## Task objective
A complete response lists each line of the data below that includes the word "instructions".

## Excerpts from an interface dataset
* * * * * * *
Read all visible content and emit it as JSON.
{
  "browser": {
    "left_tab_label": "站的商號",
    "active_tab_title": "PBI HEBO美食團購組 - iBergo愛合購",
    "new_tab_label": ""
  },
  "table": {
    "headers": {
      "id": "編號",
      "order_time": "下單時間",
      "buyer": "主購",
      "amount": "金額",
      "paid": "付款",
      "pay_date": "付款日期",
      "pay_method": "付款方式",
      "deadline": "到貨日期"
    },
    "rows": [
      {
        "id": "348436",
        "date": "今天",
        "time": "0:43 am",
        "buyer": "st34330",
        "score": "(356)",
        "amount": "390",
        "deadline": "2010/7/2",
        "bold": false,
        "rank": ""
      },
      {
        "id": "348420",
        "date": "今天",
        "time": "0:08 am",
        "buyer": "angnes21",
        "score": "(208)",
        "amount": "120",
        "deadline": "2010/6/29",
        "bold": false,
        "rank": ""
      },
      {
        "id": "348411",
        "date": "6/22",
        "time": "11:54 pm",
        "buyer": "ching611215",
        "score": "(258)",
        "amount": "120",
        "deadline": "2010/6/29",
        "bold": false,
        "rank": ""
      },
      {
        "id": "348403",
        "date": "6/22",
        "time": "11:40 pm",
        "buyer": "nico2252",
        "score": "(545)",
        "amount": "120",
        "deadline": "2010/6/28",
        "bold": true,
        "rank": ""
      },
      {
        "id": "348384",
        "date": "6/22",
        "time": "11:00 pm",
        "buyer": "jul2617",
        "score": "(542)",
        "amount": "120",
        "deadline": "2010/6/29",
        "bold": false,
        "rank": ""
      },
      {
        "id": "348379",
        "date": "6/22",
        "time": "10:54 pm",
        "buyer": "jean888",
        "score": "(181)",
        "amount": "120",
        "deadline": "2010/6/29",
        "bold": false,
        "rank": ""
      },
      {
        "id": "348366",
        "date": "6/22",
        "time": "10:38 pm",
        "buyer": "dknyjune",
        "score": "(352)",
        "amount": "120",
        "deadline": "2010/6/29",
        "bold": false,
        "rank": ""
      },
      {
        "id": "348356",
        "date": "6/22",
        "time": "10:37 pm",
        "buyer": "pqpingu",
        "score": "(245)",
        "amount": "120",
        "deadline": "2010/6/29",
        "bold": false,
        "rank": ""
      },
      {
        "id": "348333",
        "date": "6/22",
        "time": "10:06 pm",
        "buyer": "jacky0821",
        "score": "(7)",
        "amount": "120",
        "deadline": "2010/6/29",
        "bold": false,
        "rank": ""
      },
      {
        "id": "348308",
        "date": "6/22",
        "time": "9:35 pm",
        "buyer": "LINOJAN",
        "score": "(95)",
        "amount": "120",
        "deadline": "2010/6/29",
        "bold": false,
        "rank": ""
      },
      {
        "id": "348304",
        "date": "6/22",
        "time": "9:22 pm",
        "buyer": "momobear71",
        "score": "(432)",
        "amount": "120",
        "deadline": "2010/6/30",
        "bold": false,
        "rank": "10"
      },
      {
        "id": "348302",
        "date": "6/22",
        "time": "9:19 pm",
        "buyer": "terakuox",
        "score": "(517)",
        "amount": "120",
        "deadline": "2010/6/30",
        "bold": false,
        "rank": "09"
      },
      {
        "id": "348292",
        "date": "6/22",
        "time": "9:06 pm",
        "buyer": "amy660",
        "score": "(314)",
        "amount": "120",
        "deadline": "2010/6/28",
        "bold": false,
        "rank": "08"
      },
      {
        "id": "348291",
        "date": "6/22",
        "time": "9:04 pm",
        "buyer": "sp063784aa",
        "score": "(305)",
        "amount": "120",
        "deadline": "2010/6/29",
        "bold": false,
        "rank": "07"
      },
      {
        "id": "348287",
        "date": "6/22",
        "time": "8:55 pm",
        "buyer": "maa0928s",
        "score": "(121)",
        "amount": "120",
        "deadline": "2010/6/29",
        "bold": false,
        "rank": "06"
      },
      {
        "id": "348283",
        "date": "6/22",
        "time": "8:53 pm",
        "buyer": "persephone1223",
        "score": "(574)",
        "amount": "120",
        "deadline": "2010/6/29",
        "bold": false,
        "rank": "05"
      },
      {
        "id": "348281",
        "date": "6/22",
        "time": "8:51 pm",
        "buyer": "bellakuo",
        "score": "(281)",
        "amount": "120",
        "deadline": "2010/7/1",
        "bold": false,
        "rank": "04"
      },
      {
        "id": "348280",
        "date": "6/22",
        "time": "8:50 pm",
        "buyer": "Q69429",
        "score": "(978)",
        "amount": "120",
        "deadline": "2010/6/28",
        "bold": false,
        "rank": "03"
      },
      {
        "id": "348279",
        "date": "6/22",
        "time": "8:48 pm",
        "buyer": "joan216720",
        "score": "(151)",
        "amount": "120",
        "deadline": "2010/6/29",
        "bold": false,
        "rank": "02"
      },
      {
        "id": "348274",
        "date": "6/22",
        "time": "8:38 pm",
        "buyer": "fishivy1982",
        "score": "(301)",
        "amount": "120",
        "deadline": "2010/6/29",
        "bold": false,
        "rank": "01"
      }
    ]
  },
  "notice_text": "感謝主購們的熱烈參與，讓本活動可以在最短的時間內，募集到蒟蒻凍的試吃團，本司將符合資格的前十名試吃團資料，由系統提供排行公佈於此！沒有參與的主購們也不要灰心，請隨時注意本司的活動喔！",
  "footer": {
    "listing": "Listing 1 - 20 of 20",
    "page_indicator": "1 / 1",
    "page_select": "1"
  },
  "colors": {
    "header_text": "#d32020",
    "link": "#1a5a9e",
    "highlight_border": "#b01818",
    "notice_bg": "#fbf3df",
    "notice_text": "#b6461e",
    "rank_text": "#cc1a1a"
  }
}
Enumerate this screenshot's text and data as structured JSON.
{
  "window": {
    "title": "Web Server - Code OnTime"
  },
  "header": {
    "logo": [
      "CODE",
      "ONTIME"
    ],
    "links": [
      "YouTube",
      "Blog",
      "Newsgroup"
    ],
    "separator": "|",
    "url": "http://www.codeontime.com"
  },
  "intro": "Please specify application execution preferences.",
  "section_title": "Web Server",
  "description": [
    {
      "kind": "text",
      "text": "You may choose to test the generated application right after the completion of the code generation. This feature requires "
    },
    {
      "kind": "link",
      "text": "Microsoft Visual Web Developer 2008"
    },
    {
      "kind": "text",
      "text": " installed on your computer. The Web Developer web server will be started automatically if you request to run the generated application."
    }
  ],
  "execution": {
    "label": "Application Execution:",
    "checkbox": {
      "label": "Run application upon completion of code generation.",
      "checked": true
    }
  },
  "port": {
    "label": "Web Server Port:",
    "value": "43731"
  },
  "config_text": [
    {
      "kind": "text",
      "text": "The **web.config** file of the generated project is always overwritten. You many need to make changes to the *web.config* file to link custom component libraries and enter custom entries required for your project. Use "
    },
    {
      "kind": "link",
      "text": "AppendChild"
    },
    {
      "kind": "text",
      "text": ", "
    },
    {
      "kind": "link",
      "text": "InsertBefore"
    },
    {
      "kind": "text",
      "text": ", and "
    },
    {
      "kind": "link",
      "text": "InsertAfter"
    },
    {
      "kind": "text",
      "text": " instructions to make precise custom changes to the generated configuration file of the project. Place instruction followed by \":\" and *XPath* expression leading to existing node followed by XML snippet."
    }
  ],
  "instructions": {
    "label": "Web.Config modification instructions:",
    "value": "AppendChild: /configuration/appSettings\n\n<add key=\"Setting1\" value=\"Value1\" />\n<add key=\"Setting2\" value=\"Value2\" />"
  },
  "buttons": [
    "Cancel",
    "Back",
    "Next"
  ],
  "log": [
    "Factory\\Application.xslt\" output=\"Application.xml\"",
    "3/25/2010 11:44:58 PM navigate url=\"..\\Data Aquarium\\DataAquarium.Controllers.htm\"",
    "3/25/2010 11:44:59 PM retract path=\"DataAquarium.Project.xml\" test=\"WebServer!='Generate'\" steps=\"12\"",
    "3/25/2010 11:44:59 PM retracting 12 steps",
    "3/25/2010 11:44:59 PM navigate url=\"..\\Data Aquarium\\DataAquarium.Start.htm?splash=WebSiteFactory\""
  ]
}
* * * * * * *
## Output below
      "text": " instructions to make precise custom changes to the generated configuration file of the project. Place instruction followed by \":\" and *XPath* expression leading to existing node followed by XML snippet."
  "instructions": {
    "label": "Web.Config modification instructions:",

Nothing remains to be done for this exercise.